Interface dataset entries
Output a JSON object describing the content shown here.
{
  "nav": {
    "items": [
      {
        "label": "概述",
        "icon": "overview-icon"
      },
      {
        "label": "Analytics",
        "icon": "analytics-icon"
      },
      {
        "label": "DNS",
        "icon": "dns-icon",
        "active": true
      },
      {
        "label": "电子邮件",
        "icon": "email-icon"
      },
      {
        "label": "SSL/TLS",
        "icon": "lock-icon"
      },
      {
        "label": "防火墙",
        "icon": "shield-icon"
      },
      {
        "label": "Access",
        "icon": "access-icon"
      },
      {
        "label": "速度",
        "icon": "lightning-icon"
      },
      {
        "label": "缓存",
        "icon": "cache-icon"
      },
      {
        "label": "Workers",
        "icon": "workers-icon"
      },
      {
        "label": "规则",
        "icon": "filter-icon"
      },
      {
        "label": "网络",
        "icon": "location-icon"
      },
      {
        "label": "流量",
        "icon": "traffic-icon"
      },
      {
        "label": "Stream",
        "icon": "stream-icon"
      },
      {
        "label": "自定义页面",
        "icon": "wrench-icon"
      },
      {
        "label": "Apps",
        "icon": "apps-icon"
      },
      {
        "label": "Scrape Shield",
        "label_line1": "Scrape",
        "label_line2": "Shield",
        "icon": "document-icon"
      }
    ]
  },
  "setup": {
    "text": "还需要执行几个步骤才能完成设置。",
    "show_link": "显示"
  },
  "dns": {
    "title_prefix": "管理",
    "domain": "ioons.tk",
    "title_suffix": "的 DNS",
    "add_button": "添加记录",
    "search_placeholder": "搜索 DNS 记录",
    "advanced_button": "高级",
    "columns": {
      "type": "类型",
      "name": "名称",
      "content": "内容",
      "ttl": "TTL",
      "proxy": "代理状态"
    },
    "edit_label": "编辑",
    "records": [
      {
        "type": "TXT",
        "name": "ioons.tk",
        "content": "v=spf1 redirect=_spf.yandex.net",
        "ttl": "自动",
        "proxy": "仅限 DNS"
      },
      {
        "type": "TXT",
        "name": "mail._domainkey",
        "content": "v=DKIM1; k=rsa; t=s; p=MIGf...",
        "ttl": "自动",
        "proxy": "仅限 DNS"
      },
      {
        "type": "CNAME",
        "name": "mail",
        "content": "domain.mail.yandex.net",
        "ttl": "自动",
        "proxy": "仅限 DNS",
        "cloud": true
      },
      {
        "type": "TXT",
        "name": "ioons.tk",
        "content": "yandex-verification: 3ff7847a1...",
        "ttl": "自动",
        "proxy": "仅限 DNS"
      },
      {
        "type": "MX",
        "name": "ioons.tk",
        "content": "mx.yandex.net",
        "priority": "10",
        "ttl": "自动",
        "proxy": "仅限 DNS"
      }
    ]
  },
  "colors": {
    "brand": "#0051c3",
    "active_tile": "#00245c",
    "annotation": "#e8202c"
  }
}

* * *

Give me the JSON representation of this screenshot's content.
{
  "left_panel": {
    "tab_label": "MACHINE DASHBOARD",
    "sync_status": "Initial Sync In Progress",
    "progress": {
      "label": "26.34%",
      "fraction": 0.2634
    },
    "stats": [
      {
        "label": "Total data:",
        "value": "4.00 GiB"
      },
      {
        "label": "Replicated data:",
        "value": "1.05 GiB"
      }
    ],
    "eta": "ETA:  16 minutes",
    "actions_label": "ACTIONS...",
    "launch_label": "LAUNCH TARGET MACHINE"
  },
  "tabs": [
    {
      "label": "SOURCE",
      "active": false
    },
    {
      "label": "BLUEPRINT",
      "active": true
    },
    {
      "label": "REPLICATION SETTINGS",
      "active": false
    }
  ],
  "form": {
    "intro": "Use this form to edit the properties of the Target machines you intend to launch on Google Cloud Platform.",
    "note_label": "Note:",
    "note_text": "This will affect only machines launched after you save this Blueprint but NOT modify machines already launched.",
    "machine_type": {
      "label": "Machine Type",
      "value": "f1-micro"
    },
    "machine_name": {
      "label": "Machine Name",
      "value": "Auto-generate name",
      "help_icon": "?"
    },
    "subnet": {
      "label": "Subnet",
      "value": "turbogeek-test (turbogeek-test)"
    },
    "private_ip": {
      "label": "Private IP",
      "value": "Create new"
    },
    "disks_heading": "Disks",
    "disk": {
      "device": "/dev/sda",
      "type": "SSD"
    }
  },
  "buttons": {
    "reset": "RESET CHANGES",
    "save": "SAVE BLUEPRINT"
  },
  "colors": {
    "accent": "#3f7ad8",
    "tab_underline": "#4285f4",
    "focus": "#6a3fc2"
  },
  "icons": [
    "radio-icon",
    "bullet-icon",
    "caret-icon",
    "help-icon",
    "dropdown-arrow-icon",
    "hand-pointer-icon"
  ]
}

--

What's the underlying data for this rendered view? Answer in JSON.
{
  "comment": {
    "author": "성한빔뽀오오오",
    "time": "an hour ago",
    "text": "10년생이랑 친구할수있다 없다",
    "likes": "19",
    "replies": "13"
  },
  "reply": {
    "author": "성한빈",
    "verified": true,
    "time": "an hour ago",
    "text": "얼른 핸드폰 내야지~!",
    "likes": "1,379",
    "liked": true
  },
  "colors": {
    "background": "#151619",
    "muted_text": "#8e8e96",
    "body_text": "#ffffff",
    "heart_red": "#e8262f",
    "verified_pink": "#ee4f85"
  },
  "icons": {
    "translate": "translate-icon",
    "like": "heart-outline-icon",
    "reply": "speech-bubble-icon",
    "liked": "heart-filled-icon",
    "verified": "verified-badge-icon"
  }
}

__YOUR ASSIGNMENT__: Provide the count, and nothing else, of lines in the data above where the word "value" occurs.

__SOLVED PROBLEM__: 6